» What this task involves: What is the number of lines in these entries that contain "true"? State it alone.
*** Listed entries
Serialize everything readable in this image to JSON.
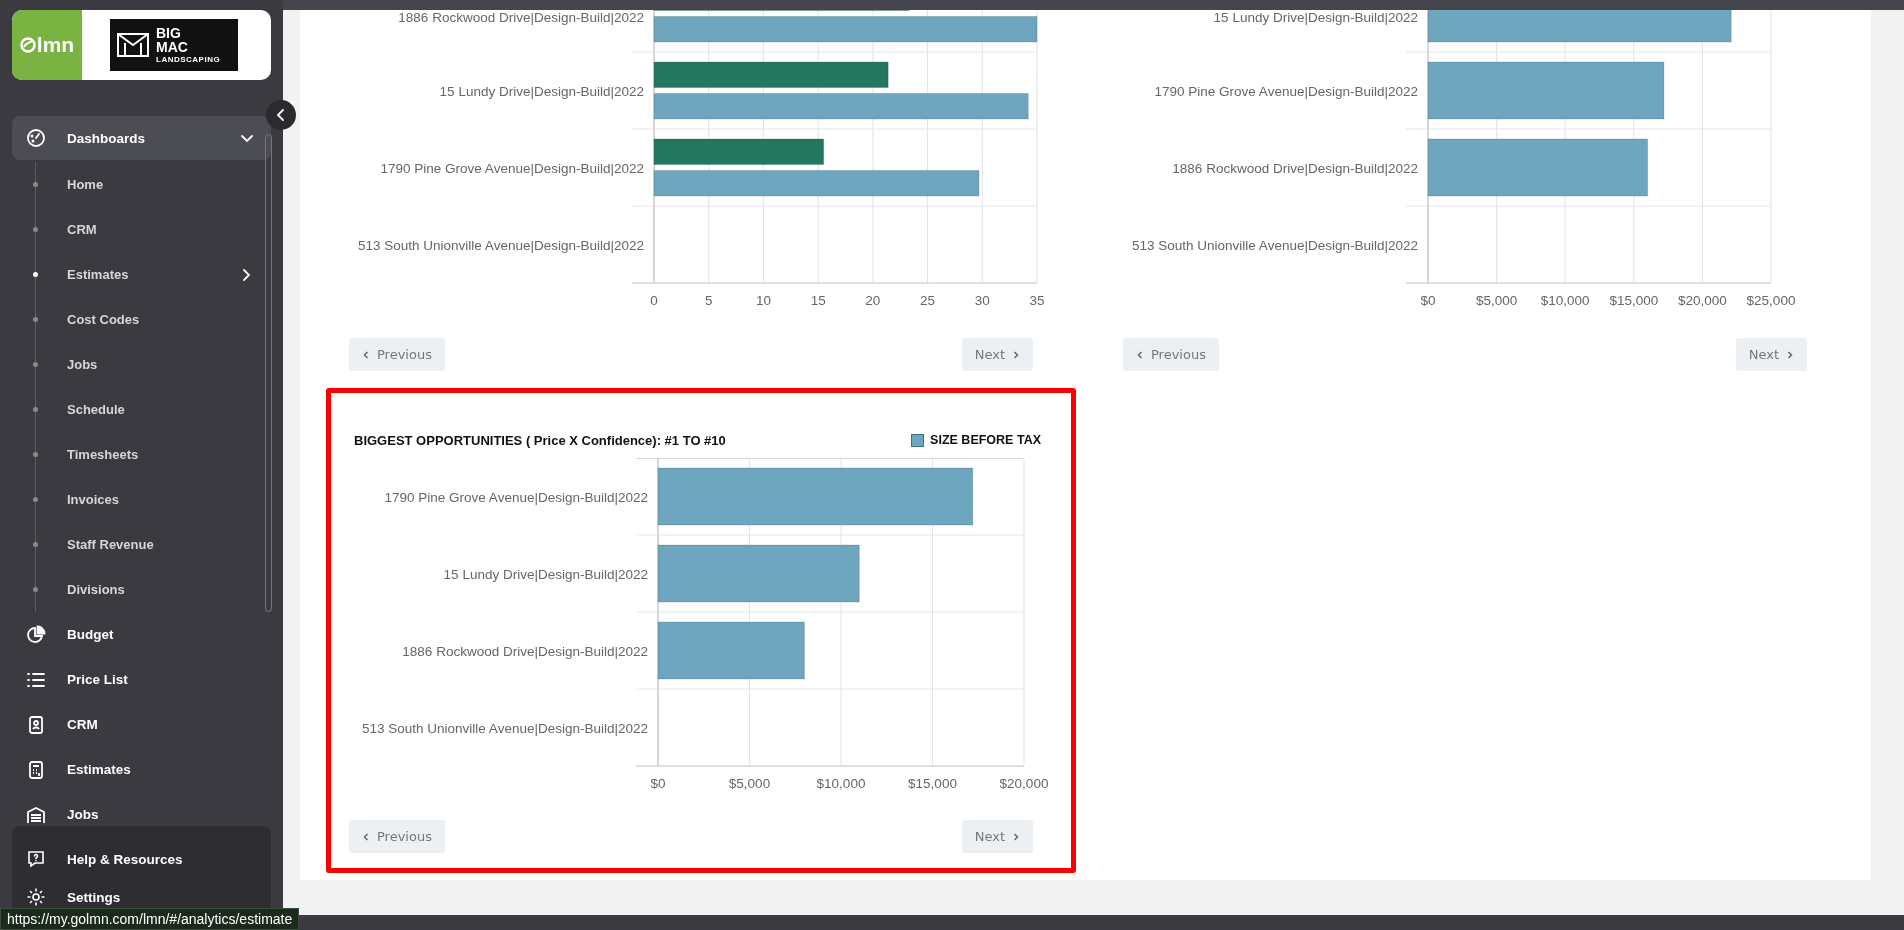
{
  "brand": {
    "logo_text": "lmn",
    "company_lines": [
      "BIG",
      "MAC",
      "LANDSCAPING"
    ]
  },
  "sidebar": {
    "items": [
      {
        "label": "Dashboards",
        "kind": "group",
        "selected": true,
        "expanded": true,
        "children": [
          {
            "label": "Home",
            "selected": false,
            "has_submenu": false
          },
          {
            "label": "CRM",
            "selected": false,
            "has_submenu": false
          },
          {
            "label": "Estimates",
            "selected": true,
            "has_submenu": true
          },
          {
            "label": "Cost Codes",
            "selected": false,
            "has_submenu": false
          },
          {
            "label": "Jobs",
            "selected": false,
            "has_submenu": false
          },
          {
            "label": "Schedule",
            "selected": false,
            "has_submenu": false
          },
          {
            "label": "Timesheets",
            "selected": false,
            "has_submenu": false
          },
          {
            "label": "Invoices",
            "selected": false,
            "has_submenu": false
          },
          {
            "label": "Staff Revenue",
            "selected": false,
            "has_submenu": false
          },
          {
            "label": "Divisions",
            "selected": false,
            "has_submenu": false
          }
        ]
      },
      {
        "label": "Budget",
        "kind": "link",
        "selected": false
      },
      {
        "label": "Price List",
        "kind": "link",
        "selected": false
      },
      {
        "label": "CRM",
        "kind": "link",
        "selected": false
      },
      {
        "label": "Estimates",
        "kind": "link",
        "selected": false
      },
      {
        "label": "Jobs",
        "kind": "link",
        "selected": false
      }
    ],
    "footer_items": [
      {
        "label": "Help & Resources"
      },
      {
        "label": "Settings"
      }
    ]
  },
  "charts": [
    {
      "highlighted": false,
      "chart_data": {
        "type": "bar",
        "orientation": "horizontal",
        "categories": [
          "1886 Rockwood Drive|Design-Build|2022",
          "15 Lundy Drive|Design-Build|2022",
          "1790 Pine Grove Avenue|Design-Build|2022",
          "513 South Unionville Avenue|Design-Build|2022"
        ],
        "series": [
          {
            "color": "#23775f",
            "values": [
              23.3,
              21.4,
              15.5,
              null
            ]
          },
          {
            "color": "#6ea6bf",
            "values": [
              35,
              34.2,
              29.7,
              null
            ]
          }
        ],
        "xlim": [
          0,
          35
        ],
        "grid": true,
        "xticks": [
          0,
          5,
          10,
          15,
          20,
          25,
          30,
          35
        ]
      },
      "buttons": [
        {
          "label": "Previous",
          "kind": "previous"
        },
        {
          "label": "Next",
          "kind": "next"
        }
      ]
    },
    {
      "highlighted": false,
      "chart_data": {
        "type": "bar",
        "orientation": "horizontal",
        "categories": [
          "15 Lundy Drive|Design-Build|2022",
          "1790 Pine Grove Avenue|Design-Build|2022",
          "1886 Rockwood Drive|Design-Build|2022",
          "513 South Unionville Avenue|Design-Build|2022"
        ],
        "series": [
          {
            "color": "#6ea6bf",
            "values": [
              22100,
              17200,
              16000,
              null
            ]
          }
        ],
        "xlim": [
          0,
          25000
        ],
        "grid": true,
        "xticks": [
          {
            "value": 0,
            "label": "$0"
          },
          {
            "value": 5000,
            "label": "$5,000"
          },
          {
            "value": 10000,
            "label": "$10,000"
          },
          {
            "value": 15000,
            "label": "$15,000"
          },
          {
            "value": 20000,
            "label": "$20,000"
          },
          {
            "value": 25000,
            "label": "$25,000"
          }
        ]
      },
      "buttons": [
        {
          "label": "Previous",
          "kind": "previous"
        },
        {
          "label": "Next",
          "kind": "next"
        }
      ]
    },
    {
      "highlighted": true,
      "chart_data": {
        "type": "bar",
        "orientation": "horizontal",
        "title": "BIGGEST OPPORTUNITIES ( Price X Confidence): #1 TO #10",
        "categories": [
          "1790 Pine Grove Avenue|Design-Build|2022",
          "15 Lundy Drive|Design-Build|2022",
          "1886 Rockwood Drive|Design-Build|2022",
          "513 South Unionville Avenue|Design-Build|2022"
        ],
        "series": [
          {
            "name": "SIZE BEFORE TAX",
            "color": "#6ea6bf",
            "values": [
              17200,
              11000,
              8000,
              null
            ]
          }
        ],
        "xlim": [
          0,
          20000
        ],
        "grid": true,
        "xticks": [
          {
            "value": 0,
            "label": "$0"
          },
          {
            "value": 5000,
            "label": "$5,000"
          },
          {
            "value": 10000,
            "label": "$10,000"
          },
          {
            "value": 15000,
            "label": "$15,000"
          },
          {
            "value": 20000,
            "label": "$20,000"
          }
        ]
      },
      "buttons": [
        {
          "label": "Previous",
          "kind": "previous"
        },
        {
          "label": "Next",
          "kind": "next"
        }
      ]
    }
  ],
  "status_url": "https://my.golmn.com/lmn/#/analytics/estimate"
}
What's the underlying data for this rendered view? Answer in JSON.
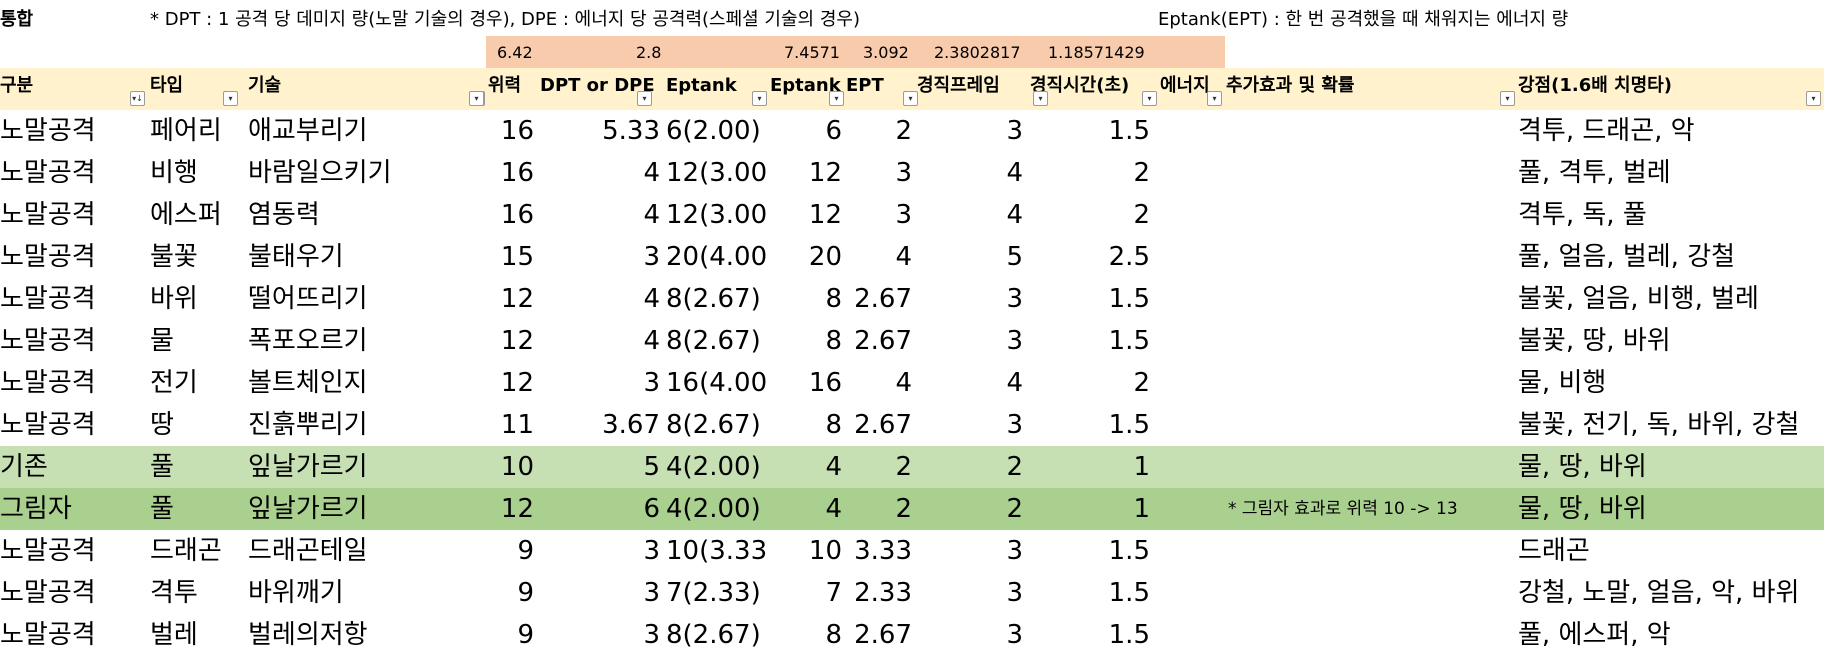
{
  "title_cell": "통합",
  "notes": [
    "* DPT : 1 공격 당 데미지 량(노말 기술의 경우), DPE : 에너지 당 공격력(스페셜 기술의 경우)",
    "Eptank(EPT) : 한 번 공격했을 때 채워지는 에너지 량"
  ],
  "summary_values": [
    "6.42",
    "2.8",
    "7.4571",
    "3.092",
    "2.3802817",
    "1.18571429"
  ],
  "headers": [
    "구분",
    "타입",
    "기술",
    "위력",
    "DPT or DPE",
    "Eptank",
    "Eptank",
    "EPT",
    "경직프레임",
    "경직시간(초)",
    "에너지",
    "추가효과 및 확률",
    "강점(1.6배 치명타)"
  ],
  "colors": {
    "header_bg": "#fff2cc",
    "summary_bg": "#f8cbad",
    "light_green": "#c6e0b4",
    "green": "#a9d08e"
  },
  "rows": [
    {
      "cat": "노말공격",
      "type": "페어리",
      "skill": "애교부리기",
      "power": "16",
      "dpt": "5.33",
      "eptank_text": "6(2.00)",
      "eptank": "6",
      "ept": "2",
      "frames": "3",
      "stun": "1.5",
      "energy": "",
      "effect": "",
      "strong": "격투, 드래곤, 악",
      "hl": ""
    },
    {
      "cat": "노말공격",
      "type": "비행",
      "skill": "바람일으키기",
      "power": "16",
      "dpt": "4",
      "eptank_text": "12(3.00)",
      "eptank": "12",
      "ept": "3",
      "frames": "4",
      "stun": "2",
      "energy": "",
      "effect": "",
      "strong": "풀, 격투, 벌레",
      "hl": ""
    },
    {
      "cat": "노말공격",
      "type": "에스퍼",
      "skill": "염동력",
      "power": "16",
      "dpt": "4",
      "eptank_text": "12(3.00)",
      "eptank": "12",
      "ept": "3",
      "frames": "4",
      "stun": "2",
      "energy": "",
      "effect": "",
      "strong": "격투, 독, 풀",
      "hl": ""
    },
    {
      "cat": "노말공격",
      "type": "불꽃",
      "skill": "불태우기",
      "power": "15",
      "dpt": "3",
      "eptank_text": "20(4.00)",
      "eptank": "20",
      "ept": "4",
      "frames": "5",
      "stun": "2.5",
      "energy": "",
      "effect": "",
      "strong": "풀, 얼음, 벌레, 강철",
      "hl": ""
    },
    {
      "cat": "노말공격",
      "type": "바위",
      "skill": "떨어뜨리기",
      "power": "12",
      "dpt": "4",
      "eptank_text": "8(2.67)",
      "eptank": "8",
      "ept": "2.67",
      "frames": "3",
      "stun": "1.5",
      "energy": "",
      "effect": "",
      "strong": "불꽃, 얼음, 비행, 벌레",
      "hl": ""
    },
    {
      "cat": "노말공격",
      "type": "물",
      "skill": "폭포오르기",
      "power": "12",
      "dpt": "4",
      "eptank_text": "8(2.67)",
      "eptank": "8",
      "ept": "2.67",
      "frames": "3",
      "stun": "1.5",
      "energy": "",
      "effect": "",
      "strong": "불꽃, 땅, 바위",
      "hl": ""
    },
    {
      "cat": "노말공격",
      "type": "전기",
      "skill": "볼트체인지",
      "power": "12",
      "dpt": "3",
      "eptank_text": "16(4.00)",
      "eptank": "16",
      "ept": "4",
      "frames": "4",
      "stun": "2",
      "energy": "",
      "effect": "",
      "strong": "물, 비행",
      "hl": ""
    },
    {
      "cat": "노말공격",
      "type": "땅",
      "skill": "진흙뿌리기",
      "power": "11",
      "dpt": "3.67",
      "eptank_text": "8(2.67)",
      "eptank": "8",
      "ept": "2.67",
      "frames": "3",
      "stun": "1.5",
      "energy": "",
      "effect": "",
      "strong": "불꽃, 전기, 독, 바위, 강철",
      "hl": ""
    },
    {
      "cat": "기존",
      "type": "풀",
      "skill": "잎날가르기",
      "power": "10",
      "dpt": "5",
      "eptank_text": "4(2.00)",
      "eptank": "4",
      "ept": "2",
      "frames": "2",
      "stun": "1",
      "energy": "",
      "effect": "",
      "strong": "물, 땅, 바위",
      "hl": "light"
    },
    {
      "cat": "그림자",
      "type": "풀",
      "skill": "잎날가르기",
      "power": "12",
      "dpt": "6",
      "eptank_text": "4(2.00)",
      "eptank": "4",
      "ept": "2",
      "frames": "2",
      "stun": "1",
      "energy": "",
      "effect": "* 그림자 효과로 위력 10 -> 13",
      "strong": "물, 땅, 바위",
      "hl": "green"
    },
    {
      "cat": "노말공격",
      "type": "드래곤",
      "skill": "드래곤테일",
      "power": "9",
      "dpt": "3",
      "eptank_text": "10(3.33)",
      "eptank": "10",
      "ept": "3.33",
      "frames": "3",
      "stun": "1.5",
      "energy": "",
      "effect": "",
      "strong": "드래곤",
      "hl": ""
    },
    {
      "cat": "노말공격",
      "type": "격투",
      "skill": "바위깨기",
      "power": "9",
      "dpt": "3",
      "eptank_text": "7(2.33)",
      "eptank": "7",
      "ept": "2.33",
      "frames": "3",
      "stun": "1.5",
      "energy": "",
      "effect": "",
      "strong": "강철, 노말, 얼음, 악, 바위",
      "hl": ""
    },
    {
      "cat": "노말공격",
      "type": "벌레",
      "skill": "벌레의저항",
      "power": "9",
      "dpt": "3",
      "eptank_text": "8(2.67)",
      "eptank": "8",
      "ept": "2.67",
      "frames": "3",
      "stun": "1.5",
      "energy": "",
      "effect": "",
      "strong": "풀, 에스퍼, 악",
      "hl": ""
    }
  ]
}
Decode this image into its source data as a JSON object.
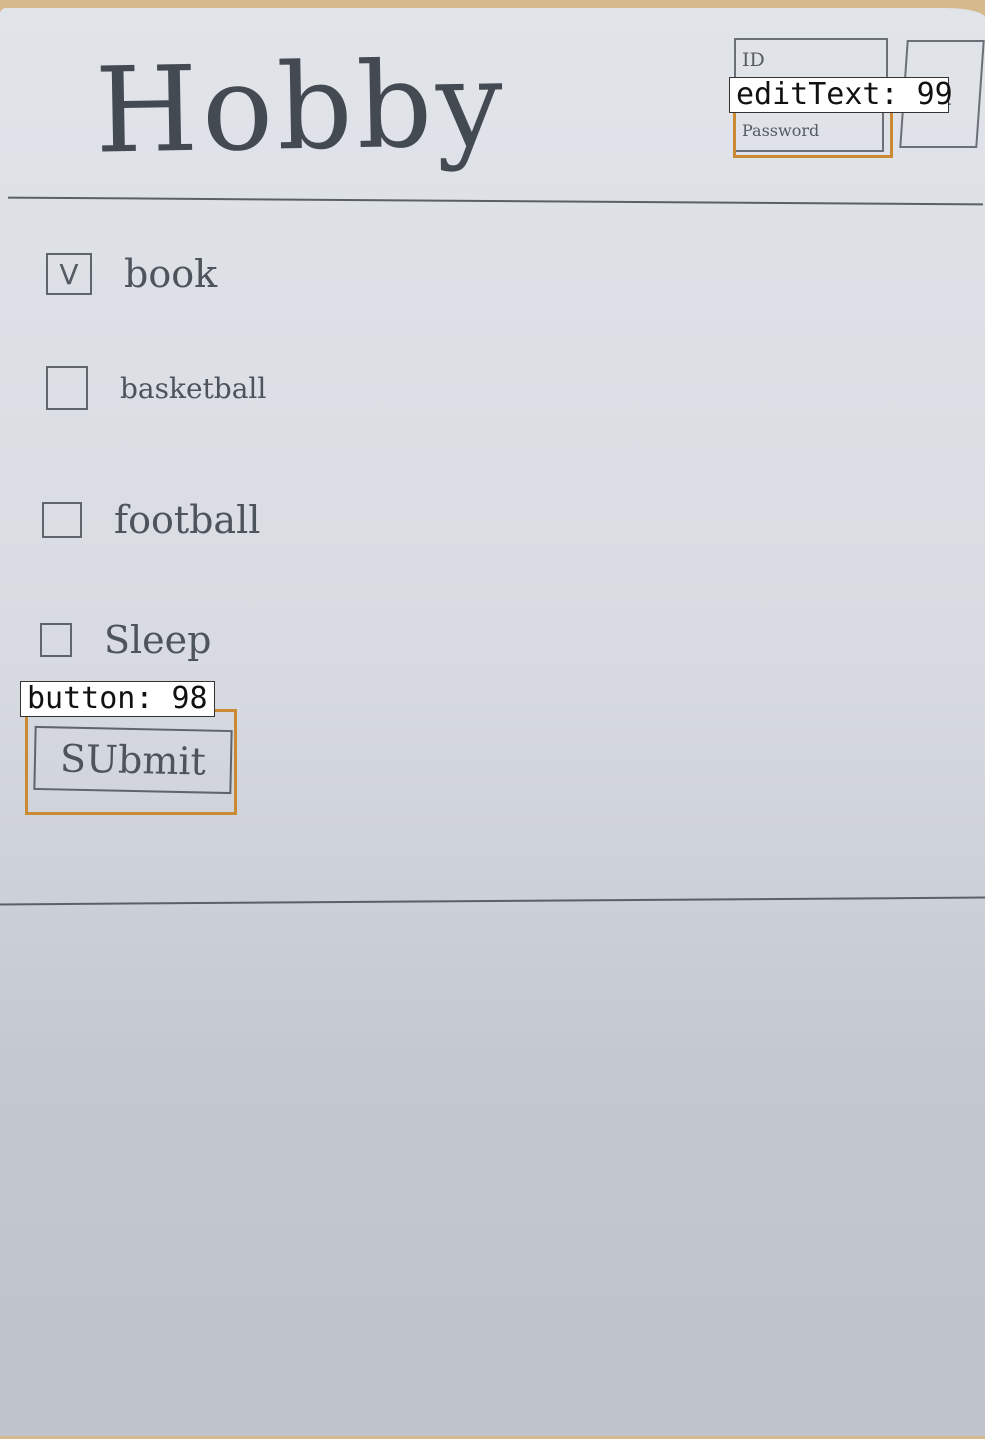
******
» Exercise solution: 8